_WHAT THE TASK ASKS_. Copy every line below where the string "JSON" is found.

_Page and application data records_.
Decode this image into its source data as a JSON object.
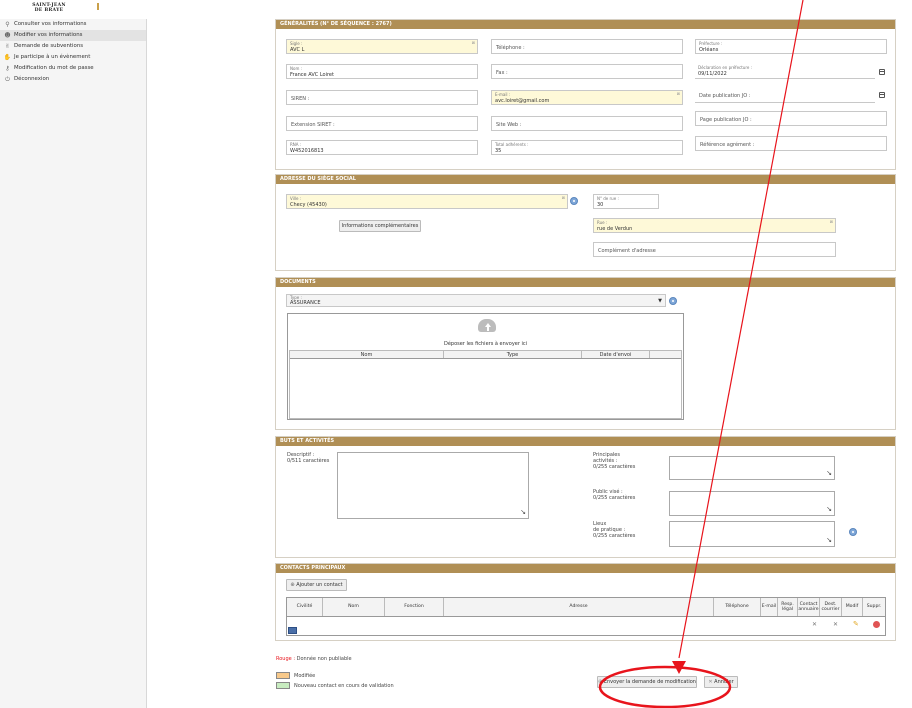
{
  "logo": {
    "line1": "SAINT-JEAN",
    "line2": "DE BRAYE"
  },
  "sidebar": {
    "items": [
      {
        "label": "Consulter vos informations",
        "icon": "search-icon"
      },
      {
        "label": "Modifier vos informations",
        "icon": "users-icon"
      },
      {
        "label": "Demande de subventions",
        "icon": "hand-icon"
      },
      {
        "label": "Je participe à un évènement",
        "icon": "handshake-icon"
      },
      {
        "label": "Modification du mot de passe",
        "icon": "key-icon"
      },
      {
        "label": "Déconnexion",
        "icon": "power-icon"
      }
    ]
  },
  "general": {
    "title": "GÉNÉRALITÉS (N° DE SÉQUENCE : 2767)",
    "sigle_label": "Sigle :",
    "sigle_value": "AVC L",
    "nom_label": "Nom :",
    "nom_value": "France AVC Loiret",
    "siren_label": "SIREN :",
    "extension_label": "Extension SIRET :",
    "rna_label": "RNA :",
    "rna_value": "W452016813",
    "telephone_label": "Téléphone :",
    "fax_label": "Fax :",
    "email_label": "E-mail :",
    "email_value": "avc.loiret@gmail.com",
    "site_label": "Site Web :",
    "adherents_label": "Total adhérents :",
    "adherents_value": "35",
    "prefecture_label": "Préfecture :",
    "prefecture_value": "Orléans",
    "declaration_label": "Déclaration en préfecture :",
    "declaration_value": "09/11/2022",
    "date_pub_label": "Date publication JO :",
    "page_pub_label": "Page publication JO :",
    "agrement_label": "Référence agrément :"
  },
  "address": {
    "title": "ADRESSE DU SIÈGE SOCIAL",
    "ville_label": "Ville :",
    "ville_value": "Checy (45430)",
    "num_label": "N° de rue :",
    "num_value": "30",
    "rue_label": "Rue :",
    "rue_value": "rue de Verdun",
    "complement_label": "Complément d'adresse",
    "info_button": "Informations complémentaires"
  },
  "documents": {
    "title": "DOCUMENTS",
    "type_label": "Type :",
    "type_value": "ASSURANCE",
    "drop_text": "Déposer les fichiers à envoyer ici",
    "columns": [
      "Nom",
      "Type",
      "Date d'envoi"
    ]
  },
  "buts": {
    "title": "BUTS ET ACTIVITÉS",
    "descriptif_label": "Descriptif :",
    "descriptif_count": "0/511 caractères",
    "principales_label1": "Principales",
    "principales_label2": "activités :",
    "principales_count": "0/255 caractères",
    "public_label": "Public visé :",
    "public_count": "0/255 caractères",
    "lieux_label1": "Lieux",
    "lieux_label2": "de pratique :",
    "lieux_count": "0/255 caractères"
  },
  "contacts": {
    "title": "CONTACTS PRINCIPAUX",
    "add_button": "Ajouter un contact",
    "columns": [
      "Civilité",
      "Nom",
      "Fonction",
      "Adresse",
      "Téléphone",
      "E-mail",
      "Resp. légal",
      "Contact annuaire",
      "Dest. courrier",
      "Modif",
      "Suppr."
    ]
  },
  "legend": {
    "rouge_label": "Rouge :",
    "rouge_text": "Donnée non publiable",
    "modified": "Modifiée",
    "new_contact": "Nouveau contact en cours de validation"
  },
  "actions": {
    "send_button": "Envoyer la demande de modification",
    "cancel_button": "Annuler"
  },
  "colors": {
    "header": "#b08f55",
    "required_bg": "#fef9d8",
    "annotation_red": "#e8141c",
    "modified_swatch": "#f7c98b",
    "new_swatch": "#c8ecc0"
  }
}
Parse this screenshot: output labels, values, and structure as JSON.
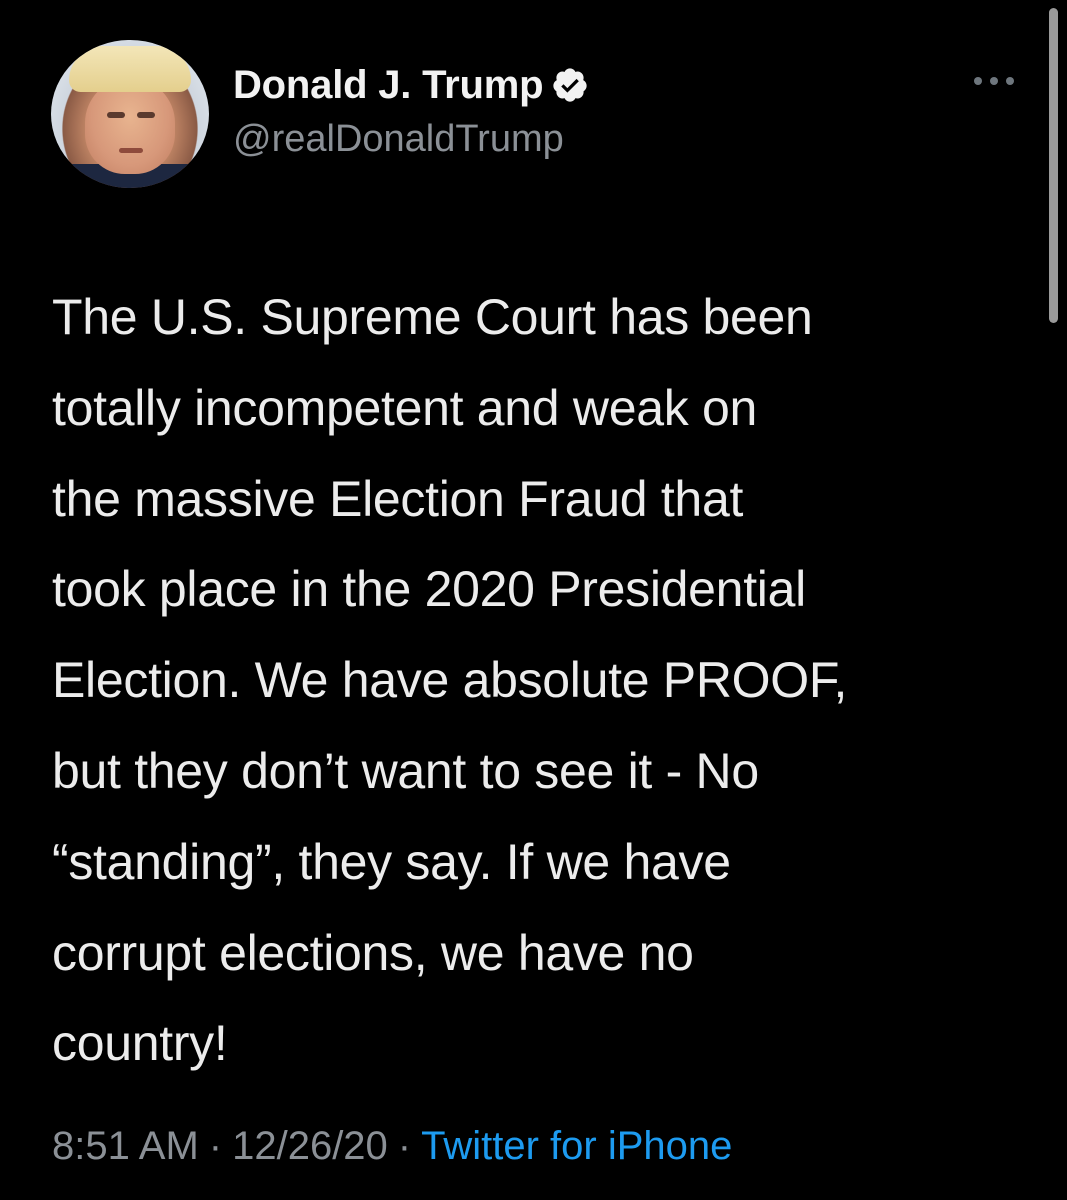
{
  "author": {
    "display_name": "Donald J. Trump",
    "handle": "@realDonaldTrump",
    "verified": true
  },
  "tweet": {
    "lines": [
      "The U.S. Supreme Court has been",
      "totally incompetent and weak on",
      "the massive Election Fraud that",
      "took place in the 2020 Presidential",
      "Election. We have absolute PROOF,",
      "but they don’t want to see it - No",
      "“standing”, they say. If we have",
      "corrupt elections, we have no",
      "country!"
    ]
  },
  "meta": {
    "time": "8:51 AM",
    "separator": "·",
    "date": "12/26/20",
    "source": "Twitter for iPhone"
  },
  "icons": {
    "more": "more-options-icon",
    "verified": "verified-badge-icon"
  },
  "colors": {
    "background": "#000000",
    "text": "#ececec",
    "secondary": "#8b9096",
    "link": "#1d9bf0"
  }
}
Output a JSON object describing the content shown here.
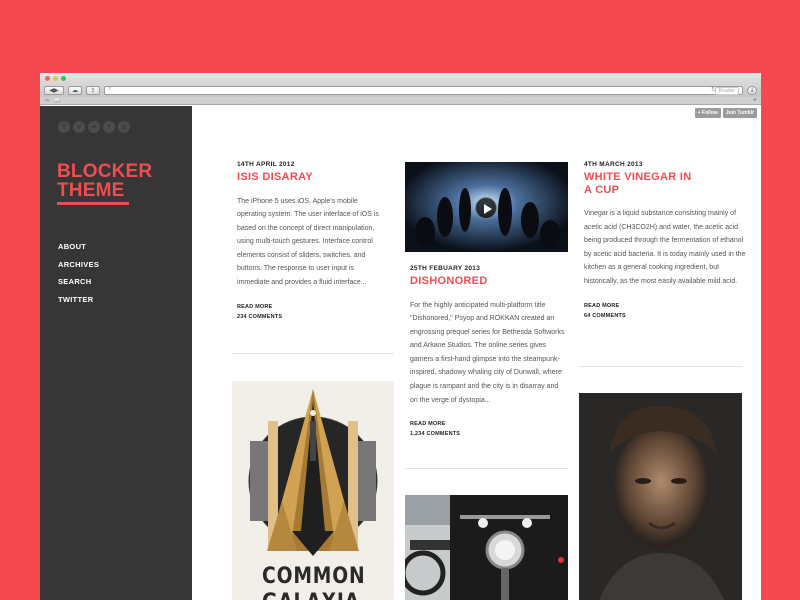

_YOUR SOLUTION_.
Decode this image into its source data as a JSON object.
Parse this screenshot: output labels, values, and structure as JSON.
Output a JSON object describing the content shown here.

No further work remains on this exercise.